Lek adds that high-rise residential property prices might fluctuate over time, depending on market supply or housing policies, but landed properties show a clearer picture of housing price trend due to land scarcity and stable demand.
For landed properties, data over a 17-year period from Savills Malaysia show that transaction prices of double-storey terraced houses in Puchong, Bangsar, Gombak, Cheras, Segambut and Ampang KL have appreciated over 100% from 2001 to 2017.
The top three areas which have enjoyed the highest capital appreciation are Segambut, Cheras and Puchong of between 174% and 200%.
Segambut saw the average selling price of double-storey terraced house increase 200% to RM571,500 in 2017 from RM178,500 in 2001. Cheras and Puchong recorded price increases of 197% and 174% respectively.

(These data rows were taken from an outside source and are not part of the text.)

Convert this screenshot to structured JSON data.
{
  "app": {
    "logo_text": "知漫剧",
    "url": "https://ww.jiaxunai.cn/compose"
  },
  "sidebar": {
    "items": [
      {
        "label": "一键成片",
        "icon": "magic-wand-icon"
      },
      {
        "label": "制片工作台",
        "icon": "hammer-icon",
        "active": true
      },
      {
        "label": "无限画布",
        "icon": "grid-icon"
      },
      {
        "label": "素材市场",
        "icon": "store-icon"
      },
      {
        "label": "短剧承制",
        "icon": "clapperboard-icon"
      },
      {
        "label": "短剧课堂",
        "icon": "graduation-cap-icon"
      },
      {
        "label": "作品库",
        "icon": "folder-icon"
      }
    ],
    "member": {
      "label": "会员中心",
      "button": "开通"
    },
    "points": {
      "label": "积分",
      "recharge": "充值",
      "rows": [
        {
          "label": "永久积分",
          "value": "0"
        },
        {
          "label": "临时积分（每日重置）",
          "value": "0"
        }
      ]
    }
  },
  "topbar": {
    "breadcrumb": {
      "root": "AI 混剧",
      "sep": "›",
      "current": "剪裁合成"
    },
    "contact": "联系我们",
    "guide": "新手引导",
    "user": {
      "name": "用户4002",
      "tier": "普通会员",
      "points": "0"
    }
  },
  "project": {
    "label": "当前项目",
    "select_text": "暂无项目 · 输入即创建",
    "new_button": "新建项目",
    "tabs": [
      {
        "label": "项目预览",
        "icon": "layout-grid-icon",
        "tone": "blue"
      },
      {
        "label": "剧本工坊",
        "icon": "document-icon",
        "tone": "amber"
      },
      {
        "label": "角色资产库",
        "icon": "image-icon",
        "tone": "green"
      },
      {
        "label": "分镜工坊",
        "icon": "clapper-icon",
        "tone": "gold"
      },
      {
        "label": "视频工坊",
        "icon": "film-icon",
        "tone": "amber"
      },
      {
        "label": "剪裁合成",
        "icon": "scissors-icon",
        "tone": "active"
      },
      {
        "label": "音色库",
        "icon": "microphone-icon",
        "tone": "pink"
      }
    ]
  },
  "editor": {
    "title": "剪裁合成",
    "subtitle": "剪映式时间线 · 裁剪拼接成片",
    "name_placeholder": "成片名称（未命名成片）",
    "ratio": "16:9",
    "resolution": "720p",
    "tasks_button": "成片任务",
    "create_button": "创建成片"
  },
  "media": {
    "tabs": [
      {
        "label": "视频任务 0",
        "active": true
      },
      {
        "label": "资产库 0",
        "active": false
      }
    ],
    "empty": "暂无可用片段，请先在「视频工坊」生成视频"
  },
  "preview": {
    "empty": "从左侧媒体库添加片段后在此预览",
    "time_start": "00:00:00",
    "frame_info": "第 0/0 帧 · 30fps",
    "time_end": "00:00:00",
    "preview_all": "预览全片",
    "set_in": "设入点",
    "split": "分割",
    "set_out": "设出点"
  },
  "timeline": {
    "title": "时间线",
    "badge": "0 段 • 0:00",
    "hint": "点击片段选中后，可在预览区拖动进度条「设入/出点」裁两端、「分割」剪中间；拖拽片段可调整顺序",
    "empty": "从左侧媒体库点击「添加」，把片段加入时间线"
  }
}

Bangsar double-storey terraced houses appreciated by 166% to RM1.65 million from RM620,000 in 2001, while average transacted prices of those in Gombak rose 162% to RM382,500 from RM145,500.
Ampang KL’s average selling price of double-storey terraced houses surged 133% from RM303,000 in 2002 to RM707,000 in 2017.
Affordable housing remains the main theme
Regardless of the general election results, market observers do not expect a major change in the main direction of housing policies as affordable housing continues to be the key theme.
Sunway University’s Yeah notes that after the property market boom between 2011 and 2014, the market has become more segmented as developers offer a wide range of choices, price range and products, to cater to different customers’ needs.
“Generally, from a macroeconomic perspective, as long as people stay employed, they will continue to buy,” he says.
Unlike robust trading activities during boom times, where property transactions easily fetched double-digit high growth, the property market has now rebalanced and is moving towards a healthier market with sustainable growth, in tandem with wage growth.
“With slower growth in housing price and a stable economic condition, the majority of wage earners can now look for suitable houses with prices within their means,” he explains.
As the market changes, developers are also moving to the same direction by offering different products to different customers in different salary ranges, which will improve current market dynamics.
He notes that there are still pockets of demand for medium-range products which are not being fulfilled and there are developers ready to tap into this segment.
RHB Research Institute’s Loong foresees more affordable housing schemes being introduced by the government and local authorities. Private developers will continue to join the bandwagon by introducing competitively-priced products to attract buyers.
“The increasing supply of affordable housing is favourable for the working class who lament of unaffordability, but it also means in coming years, the market will see a glut of affordable housing,” she explains.
Furthermore, Loong is worried that the inflation rate will increase significantly post-general election, as consumer goods prices, such as petrol, and mortgage interest rates, might rise after the election is over.
“The potential OPR (overnight policy rate) hike may also hit consumer sentiment, as interest costs on mortgages are likely to become more expensive. A rising interest rate environment is generally unfavourable for real estate prices as well,” she adds.
Loong expects sales growth to be flat this year, likely seeing 0% to 3% increase as the industry continues to consolidate.
According to Napic data, Malaysia has recorded 311,000 transactions worth RM139.84 billion in 2017, a y-o-y marginal decrease of 2.7% in volume and 3.8% in value.